Requirement: Find every line below where the string "true" shows up, and copy those lines.

** Materials provided follows **

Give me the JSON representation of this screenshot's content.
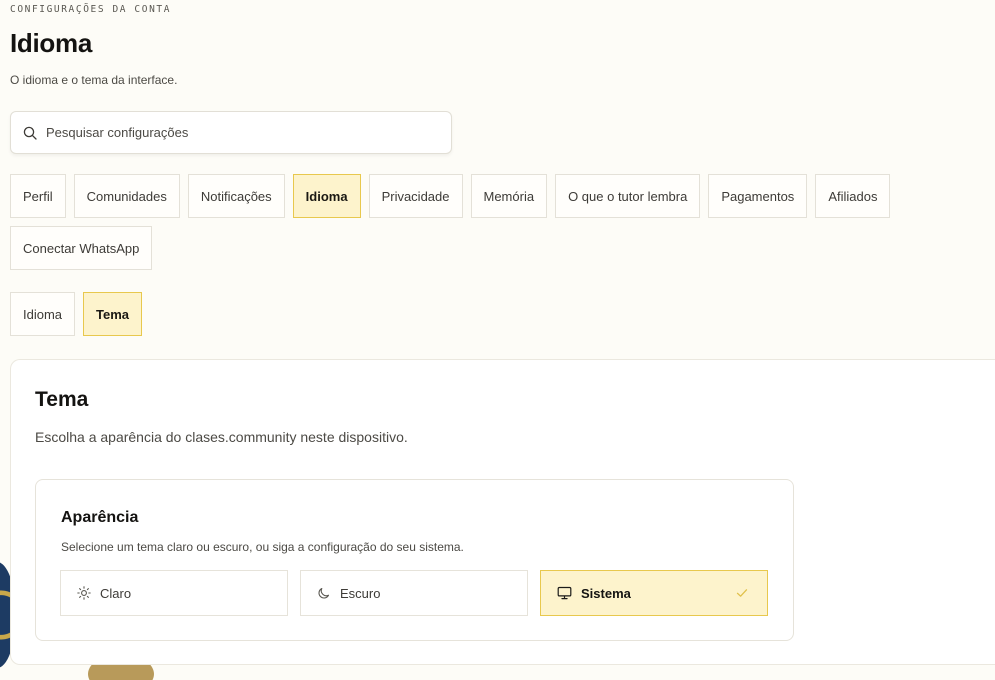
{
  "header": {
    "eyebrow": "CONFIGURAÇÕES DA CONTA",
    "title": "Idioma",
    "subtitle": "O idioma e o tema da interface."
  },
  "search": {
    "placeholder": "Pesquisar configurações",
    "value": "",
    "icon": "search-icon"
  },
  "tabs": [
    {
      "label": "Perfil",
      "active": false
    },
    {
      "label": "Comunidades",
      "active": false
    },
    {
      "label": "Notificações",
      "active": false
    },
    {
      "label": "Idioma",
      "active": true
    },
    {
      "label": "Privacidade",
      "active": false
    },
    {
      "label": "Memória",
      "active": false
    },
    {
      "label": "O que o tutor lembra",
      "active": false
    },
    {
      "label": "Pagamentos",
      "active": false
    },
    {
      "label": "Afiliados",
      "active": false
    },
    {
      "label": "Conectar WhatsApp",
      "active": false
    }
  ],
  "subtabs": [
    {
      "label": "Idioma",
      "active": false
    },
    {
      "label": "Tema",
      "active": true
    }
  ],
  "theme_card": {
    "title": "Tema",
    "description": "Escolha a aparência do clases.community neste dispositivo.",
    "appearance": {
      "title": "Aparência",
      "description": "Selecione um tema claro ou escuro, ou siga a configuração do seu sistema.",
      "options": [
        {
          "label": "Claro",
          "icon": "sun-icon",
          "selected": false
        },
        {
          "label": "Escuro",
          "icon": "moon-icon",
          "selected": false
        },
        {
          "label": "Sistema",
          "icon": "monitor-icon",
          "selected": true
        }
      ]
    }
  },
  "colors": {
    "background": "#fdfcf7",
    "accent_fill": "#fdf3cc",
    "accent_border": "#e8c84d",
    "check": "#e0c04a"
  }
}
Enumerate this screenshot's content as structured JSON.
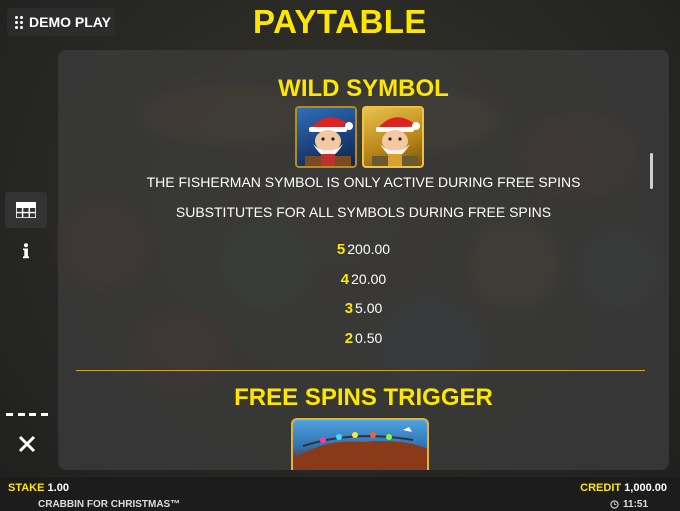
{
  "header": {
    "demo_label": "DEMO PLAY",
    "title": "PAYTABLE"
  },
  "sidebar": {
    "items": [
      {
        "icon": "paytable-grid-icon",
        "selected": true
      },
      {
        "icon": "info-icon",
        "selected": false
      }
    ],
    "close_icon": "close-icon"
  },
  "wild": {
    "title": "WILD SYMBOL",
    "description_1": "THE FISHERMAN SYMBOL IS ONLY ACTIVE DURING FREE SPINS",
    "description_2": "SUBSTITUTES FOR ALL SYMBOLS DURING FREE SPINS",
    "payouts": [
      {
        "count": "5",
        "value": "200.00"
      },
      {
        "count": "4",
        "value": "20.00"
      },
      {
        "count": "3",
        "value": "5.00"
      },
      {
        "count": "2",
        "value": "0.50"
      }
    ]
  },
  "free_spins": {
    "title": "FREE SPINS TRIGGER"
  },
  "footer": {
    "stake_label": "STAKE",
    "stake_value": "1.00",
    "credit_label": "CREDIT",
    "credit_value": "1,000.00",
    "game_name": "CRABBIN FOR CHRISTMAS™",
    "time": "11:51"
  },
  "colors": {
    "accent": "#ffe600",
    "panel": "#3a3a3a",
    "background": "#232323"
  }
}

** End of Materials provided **

The completed task:
      "active": true
      "active": true
          "selected": true
        "selected": true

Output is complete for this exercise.